By Gigi Douban, January 23, 2014
When you think of the healthcare marketplace, you think of options and choices.
But since the rollout of the Affordable Care Act, one thing’s been clear: Options are not a given. Alabama is among a dozen or so states where every county has just one–or maybe two– insurers. Experts are noticing a pattern: Folks in rural towns seem to have the fewest choices, and the costliest plans.
In Blount County, Ala., most people work at either the school board or at a chicken processing plant. On a recent Saturday morning, a handful of locals gather at a church to learn about their health insurance options.
Chris Mosley, a supervisor with Birmingham Health Care, tells them that here, as far as insurance companies go, it’s slim pickings.
“In Blount County, if an individual is going to participate, they’re going to have to buy either a bronze, silver, gold or platinum plan specifically from Blue Cross and Blue Shield of Alabama,” he tells the audience. “Because as I say, the other competitor is not competing in your country, OK?”

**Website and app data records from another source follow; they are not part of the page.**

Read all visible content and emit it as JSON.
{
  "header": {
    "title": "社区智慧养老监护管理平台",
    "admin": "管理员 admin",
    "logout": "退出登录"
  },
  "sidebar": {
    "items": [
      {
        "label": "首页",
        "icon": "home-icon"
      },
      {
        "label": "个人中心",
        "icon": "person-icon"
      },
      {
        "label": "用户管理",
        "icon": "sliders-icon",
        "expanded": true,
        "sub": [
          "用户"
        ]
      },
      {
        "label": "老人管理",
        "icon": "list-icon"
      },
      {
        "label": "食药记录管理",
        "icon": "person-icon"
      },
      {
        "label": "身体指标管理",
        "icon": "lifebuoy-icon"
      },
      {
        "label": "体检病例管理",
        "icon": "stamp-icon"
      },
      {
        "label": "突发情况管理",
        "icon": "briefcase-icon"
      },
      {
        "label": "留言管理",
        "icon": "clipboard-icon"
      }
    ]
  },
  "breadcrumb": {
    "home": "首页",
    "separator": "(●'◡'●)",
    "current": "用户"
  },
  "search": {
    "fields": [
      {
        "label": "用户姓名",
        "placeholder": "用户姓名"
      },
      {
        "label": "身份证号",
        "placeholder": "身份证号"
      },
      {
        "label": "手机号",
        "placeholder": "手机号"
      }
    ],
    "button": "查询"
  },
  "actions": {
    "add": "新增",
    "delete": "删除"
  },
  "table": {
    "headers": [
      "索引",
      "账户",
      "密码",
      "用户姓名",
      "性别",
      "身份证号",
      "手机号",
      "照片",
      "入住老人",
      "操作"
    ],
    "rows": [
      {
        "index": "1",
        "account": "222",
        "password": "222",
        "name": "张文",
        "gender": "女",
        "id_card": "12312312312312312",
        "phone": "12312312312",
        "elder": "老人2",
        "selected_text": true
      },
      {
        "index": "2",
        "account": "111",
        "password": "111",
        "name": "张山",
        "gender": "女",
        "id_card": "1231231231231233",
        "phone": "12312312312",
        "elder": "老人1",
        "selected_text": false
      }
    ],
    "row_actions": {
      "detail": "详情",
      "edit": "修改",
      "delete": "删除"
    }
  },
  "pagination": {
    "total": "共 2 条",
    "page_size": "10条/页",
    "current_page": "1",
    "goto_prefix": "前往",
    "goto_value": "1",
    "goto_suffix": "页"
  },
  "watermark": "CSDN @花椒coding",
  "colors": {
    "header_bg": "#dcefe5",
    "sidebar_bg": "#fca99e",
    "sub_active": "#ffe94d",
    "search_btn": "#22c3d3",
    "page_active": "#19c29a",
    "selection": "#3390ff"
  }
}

In Alabama, Blue Cross and Blue Shield pretty much owns the health insurance market. In 64 of Alabama’s 67 counties, it’s the only insurer through the federal healthcare exchange. People in the other three counties also have Humana as an option. But, Mosley says, “Most people don’t know about Humana. It’s not a company that people are very familiar with.”